ACTION ITEM:
Please reproduce, exactly and with nothing added, the lines of the material below that run from the one containing "Extract the structured" to the end.

GIVEN DATA:
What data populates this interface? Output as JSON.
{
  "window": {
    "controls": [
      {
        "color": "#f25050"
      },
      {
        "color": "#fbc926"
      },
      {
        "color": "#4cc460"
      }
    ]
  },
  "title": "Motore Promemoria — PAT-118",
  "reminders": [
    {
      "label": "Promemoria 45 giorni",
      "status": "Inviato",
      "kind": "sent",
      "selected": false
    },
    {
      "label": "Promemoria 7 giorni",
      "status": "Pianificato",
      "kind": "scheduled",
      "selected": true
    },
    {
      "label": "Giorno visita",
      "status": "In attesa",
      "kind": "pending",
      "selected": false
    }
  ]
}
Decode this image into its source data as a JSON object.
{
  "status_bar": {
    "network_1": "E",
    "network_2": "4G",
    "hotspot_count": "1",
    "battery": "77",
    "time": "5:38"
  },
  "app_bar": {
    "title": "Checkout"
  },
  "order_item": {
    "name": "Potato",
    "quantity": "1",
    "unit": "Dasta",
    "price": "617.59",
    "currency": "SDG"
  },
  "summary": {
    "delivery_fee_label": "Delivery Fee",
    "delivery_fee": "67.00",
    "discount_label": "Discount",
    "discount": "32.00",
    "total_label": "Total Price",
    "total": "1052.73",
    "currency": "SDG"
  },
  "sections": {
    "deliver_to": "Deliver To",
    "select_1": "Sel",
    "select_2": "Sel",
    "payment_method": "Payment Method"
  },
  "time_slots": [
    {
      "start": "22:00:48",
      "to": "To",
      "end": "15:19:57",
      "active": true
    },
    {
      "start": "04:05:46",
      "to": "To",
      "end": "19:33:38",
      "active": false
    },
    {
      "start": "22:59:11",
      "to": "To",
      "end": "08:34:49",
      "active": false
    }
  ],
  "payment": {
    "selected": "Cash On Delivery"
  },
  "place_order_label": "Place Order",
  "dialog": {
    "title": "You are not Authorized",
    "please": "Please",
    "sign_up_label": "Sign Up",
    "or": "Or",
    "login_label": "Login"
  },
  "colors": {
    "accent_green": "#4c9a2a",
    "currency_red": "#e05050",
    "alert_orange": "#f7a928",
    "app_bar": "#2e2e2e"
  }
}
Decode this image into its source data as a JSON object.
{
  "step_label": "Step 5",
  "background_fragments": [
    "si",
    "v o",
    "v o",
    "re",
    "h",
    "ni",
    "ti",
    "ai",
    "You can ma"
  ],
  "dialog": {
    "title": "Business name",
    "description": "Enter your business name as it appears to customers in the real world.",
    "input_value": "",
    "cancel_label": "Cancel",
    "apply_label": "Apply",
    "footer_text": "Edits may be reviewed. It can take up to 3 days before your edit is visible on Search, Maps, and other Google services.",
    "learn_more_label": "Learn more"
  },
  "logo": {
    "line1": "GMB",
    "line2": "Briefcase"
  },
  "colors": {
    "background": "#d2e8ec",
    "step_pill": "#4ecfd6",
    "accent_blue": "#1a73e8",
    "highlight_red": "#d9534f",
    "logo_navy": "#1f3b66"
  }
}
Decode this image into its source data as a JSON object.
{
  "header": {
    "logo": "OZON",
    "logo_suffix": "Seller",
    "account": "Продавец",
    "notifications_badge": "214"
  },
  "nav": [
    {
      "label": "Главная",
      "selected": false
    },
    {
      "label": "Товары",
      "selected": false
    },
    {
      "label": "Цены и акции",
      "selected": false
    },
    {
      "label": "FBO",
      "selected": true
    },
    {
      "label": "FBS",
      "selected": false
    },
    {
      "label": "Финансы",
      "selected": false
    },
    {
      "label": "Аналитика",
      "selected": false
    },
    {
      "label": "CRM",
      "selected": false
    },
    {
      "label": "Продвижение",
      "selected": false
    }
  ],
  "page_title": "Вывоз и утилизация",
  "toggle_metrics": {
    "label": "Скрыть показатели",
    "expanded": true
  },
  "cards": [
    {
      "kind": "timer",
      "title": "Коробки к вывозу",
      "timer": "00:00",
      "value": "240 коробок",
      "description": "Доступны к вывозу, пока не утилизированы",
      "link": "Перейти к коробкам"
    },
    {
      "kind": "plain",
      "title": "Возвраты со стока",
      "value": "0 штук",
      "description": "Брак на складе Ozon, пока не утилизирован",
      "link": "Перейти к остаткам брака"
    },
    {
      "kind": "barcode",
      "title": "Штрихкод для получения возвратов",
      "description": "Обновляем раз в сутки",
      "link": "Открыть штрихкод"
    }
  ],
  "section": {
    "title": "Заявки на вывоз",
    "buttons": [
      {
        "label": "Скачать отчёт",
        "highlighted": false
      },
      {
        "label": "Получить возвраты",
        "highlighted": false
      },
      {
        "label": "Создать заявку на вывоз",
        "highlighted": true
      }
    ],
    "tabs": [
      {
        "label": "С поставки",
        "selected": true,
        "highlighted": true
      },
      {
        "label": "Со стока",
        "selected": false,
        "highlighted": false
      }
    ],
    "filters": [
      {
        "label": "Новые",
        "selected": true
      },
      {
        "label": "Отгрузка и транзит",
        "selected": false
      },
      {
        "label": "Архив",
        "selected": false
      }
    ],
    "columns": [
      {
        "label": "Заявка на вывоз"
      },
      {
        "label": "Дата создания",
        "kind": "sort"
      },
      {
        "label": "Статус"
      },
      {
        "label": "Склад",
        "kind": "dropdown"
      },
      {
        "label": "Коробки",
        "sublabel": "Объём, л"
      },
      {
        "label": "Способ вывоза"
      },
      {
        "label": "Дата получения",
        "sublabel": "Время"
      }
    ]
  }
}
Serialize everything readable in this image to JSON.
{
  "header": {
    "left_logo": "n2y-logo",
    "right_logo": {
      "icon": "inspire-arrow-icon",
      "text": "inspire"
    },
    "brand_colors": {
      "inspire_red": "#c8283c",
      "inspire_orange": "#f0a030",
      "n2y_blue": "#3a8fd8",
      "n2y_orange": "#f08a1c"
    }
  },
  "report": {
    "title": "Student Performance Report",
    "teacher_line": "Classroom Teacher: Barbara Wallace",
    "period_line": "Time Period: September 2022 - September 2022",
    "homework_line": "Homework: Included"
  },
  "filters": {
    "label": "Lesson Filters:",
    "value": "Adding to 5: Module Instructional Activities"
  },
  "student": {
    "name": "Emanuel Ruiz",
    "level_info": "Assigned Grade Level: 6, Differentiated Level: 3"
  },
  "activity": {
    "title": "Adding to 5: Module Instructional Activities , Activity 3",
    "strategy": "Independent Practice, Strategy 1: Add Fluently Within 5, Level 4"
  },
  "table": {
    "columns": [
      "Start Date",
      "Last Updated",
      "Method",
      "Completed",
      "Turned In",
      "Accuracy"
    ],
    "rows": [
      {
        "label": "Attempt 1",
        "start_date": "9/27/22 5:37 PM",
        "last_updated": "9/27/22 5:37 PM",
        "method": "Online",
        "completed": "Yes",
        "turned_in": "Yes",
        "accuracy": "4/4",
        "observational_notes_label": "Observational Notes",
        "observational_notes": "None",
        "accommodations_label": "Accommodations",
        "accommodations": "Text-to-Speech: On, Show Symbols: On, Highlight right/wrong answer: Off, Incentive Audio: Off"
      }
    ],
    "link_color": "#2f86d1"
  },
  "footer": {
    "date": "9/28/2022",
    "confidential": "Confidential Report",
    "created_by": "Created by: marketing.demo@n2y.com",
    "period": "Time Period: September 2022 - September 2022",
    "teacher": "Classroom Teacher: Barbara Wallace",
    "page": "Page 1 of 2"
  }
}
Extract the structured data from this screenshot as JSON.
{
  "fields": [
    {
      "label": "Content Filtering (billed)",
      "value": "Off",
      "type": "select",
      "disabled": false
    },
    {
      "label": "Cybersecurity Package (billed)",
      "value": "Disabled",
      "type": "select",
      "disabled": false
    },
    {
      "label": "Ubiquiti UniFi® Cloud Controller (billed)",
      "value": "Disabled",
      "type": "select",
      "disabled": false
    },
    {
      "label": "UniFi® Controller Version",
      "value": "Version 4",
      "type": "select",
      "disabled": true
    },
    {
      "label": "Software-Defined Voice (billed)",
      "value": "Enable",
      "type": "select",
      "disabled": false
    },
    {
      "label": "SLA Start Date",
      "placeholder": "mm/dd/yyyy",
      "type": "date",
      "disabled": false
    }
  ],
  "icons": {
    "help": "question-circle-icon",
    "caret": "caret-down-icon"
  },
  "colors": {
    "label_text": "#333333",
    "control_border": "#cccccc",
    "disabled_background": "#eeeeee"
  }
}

WRITTEN SOLUTION:
Extract the structured data from this screenshot as JSON.
{
  "fields": [
    {
      "label": "Content Filtering (billed)",
      "value": "Off",
      "type": "select",
      "disabled": false
    },
    {
      "label": "Cybersecurity Package (billed)",
      "value": "Disabled",
      "type": "select",
      "disabled": false
    },
    {
      "label": "Ubiquiti UniFi® Cloud Controller (billed)",
      "value": "Disabled",
      "type": "select",
      "disabled": false
    },
    {
      "label": "UniFi® Controller Version",
      "value": "Version 4",
      "type": "select",
      "disabled": true
    },
    {
      "label": "Software-Defined Voice (billed)",
      "value": "Enable",
      "type": "select",
      "disabled": false
    },
    {
      "label": "SLA Start Date",
      "placeholder": "mm/dd/yyyy",
      "type": "date",
      "disabled": false
    }
  ],
  "icons": {
    "help": "question-circle-icon",
    "caret": "caret-down-icon"
  },
  "colors": {
    "label_text": "#333333",
    "control_border": "#cccccc",
    "disabled_background": "#eeeeee"
  }
}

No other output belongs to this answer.